The National Palace Museum is located in Chihshan Road in Taipei City's Shihlin District. Visitors can take the Tamsui Line of the Mass Rapid Transit (MRT) network and get off at the Shihlin Station, then take the Red 30 bus to the museum.

Transportation: Metro Shilin station → Bus:Red30(R30),255,304,s18,s19 → The National Palace Museum

Tickets: 100 NTD. Zhishan Garden would be Free with the ticket

Yangmingshan National Park (Click for more information)

Yangmingshan was the site of the proposed Tatun National Park during the Japanese colonial period, and at the time included Mt. Chihsing, Mt. Tatun, and Mt. Kuanyin. Afterwards, because of the disruption of World War II, the plan was abandoned.

Today's Yangmingshan National Park was proposed by General Ho Ying-chin in 1981 and formally established in 1985. Yangmingshan National Park extends east to Huangtsui and Mt. Wuchih, west to Mt. Hsiangtien and Mt. Mientien, north to Mt. Chutzu and Tutikung Ridge, and south to Mt. Shamao. The park occupies an area of approximately 11,455 hectares and spans the administrative districts of Shihlin and Peitou in Taipei City and Tanshui, Sanchih, Shihmen, Chinshan and Wanli in Taipei County. The elevation of the park ranges from 200 meters to 1,120 meters.

Transportation: Refer to Here

Tickets: Free

Hualien County

Taroko National Park(Click for more information)

Taroko became a national park in 1986. It covers Hualien County, Nantou County and Taichung County. It is the second largest national park in Taiwan.

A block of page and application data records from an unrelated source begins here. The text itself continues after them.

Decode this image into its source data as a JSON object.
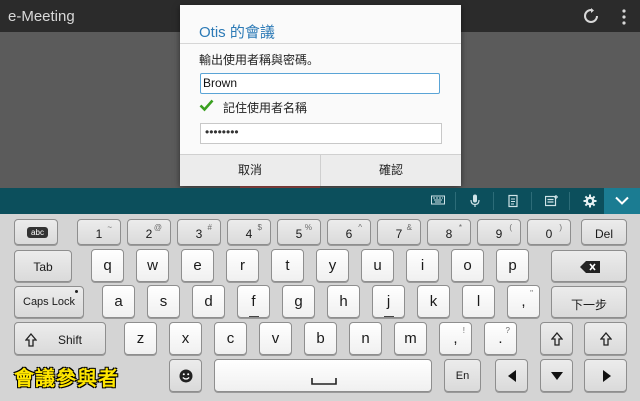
{
  "app": {
    "title": "e-Meeting"
  },
  "dialog": {
    "title": "Otis 的會議",
    "message": "輸出使用者稱與密碼。",
    "username_value": "Brown",
    "remember_label": "記住使用者名稱",
    "password_value": "••••••••",
    "cancel_label": "取消",
    "ok_label": "確認"
  },
  "toolbar": {
    "icons": [
      "keyboard-icon",
      "microphone-icon",
      "clipboard-icon",
      "emoji-add-icon",
      "settings-icon"
    ],
    "collapse_icon": "chevron-down-icon"
  },
  "keyboard": {
    "abc_label": "abc",
    "row1": [
      {
        "m": "1",
        "s": "~"
      },
      {
        "m": "2",
        "s": "@"
      },
      {
        "m": "3",
        "s": "#"
      },
      {
        "m": "4",
        "s": "$"
      },
      {
        "m": "5",
        "s": "%"
      },
      {
        "m": "6",
        "s": "^"
      },
      {
        "m": "7",
        "s": "&"
      },
      {
        "m": "8",
        "s": "*"
      },
      {
        "m": "9",
        "s": "("
      },
      {
        "m": "0",
        "s": ")"
      }
    ],
    "del": "Del",
    "tab": "Tab",
    "row2": [
      "q",
      "w",
      "e",
      "r",
      "t",
      "y",
      "u",
      "i",
      "o",
      "p"
    ],
    "caps": "Caps Lock",
    "row3": [
      "a",
      "s",
      "d",
      "f",
      "g",
      "h",
      "j",
      "k",
      "l"
    ],
    "row3_punct": {
      "m": ",",
      "s": "\""
    },
    "next": "下一步",
    "shift": "Shift",
    "row4": [
      "z",
      "x",
      "c",
      "v",
      "b",
      "n",
      "m"
    ],
    "row4_punct": [
      {
        "m": ",",
        "s": "!"
      },
      {
        "m": ".",
        "s": "?"
      }
    ],
    "lang": "En"
  },
  "overlay_label": "會議參與者",
  "colors": {
    "toolbar": "#0c4f5c",
    "accent": "#1b7c92",
    "dialog_title": "#2c7ab6",
    "check": "#3aa020",
    "label": "#ffe600"
  }
}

Taroko National Park is famous for its spectacular mountains and marble canyons. Cliffs and canyons stretch along Liwu River. Four million years ago, the island of Taiwan was formed by the collision of plates. After millions of years of wind erosion, the marble rocks were exposed and cut by Liwu River, creating impressive grand canyons. From Chingshui to Nanhu Peak, the drop height is 3,742 meters. Such special geography has also bred special flora and fauna in this area.

Waterfalls characterize Taroko National Park and the most famous ones are Baiyang Waterfall, Yintai Waterfall, Changchun Waterfall, and Lushui Waterfall. Yenzikou (Swallow Grotto) and Jiuchudong (Tunnel of Nine Turns) are the most impressive natural scenes in Taroko and the canyons here are the narrowest. Tourists can appreciate the natural beauty along the tour track. Swallows nest on the cliff, chirping and flying back and forth. The Taroko Monument is designed in traditional Chinese style and Changchun Temple is established to remember those who sacrificed their lives for building the Central Cross-Island Highway.

Transportation: Refer to Here

Tickets: Free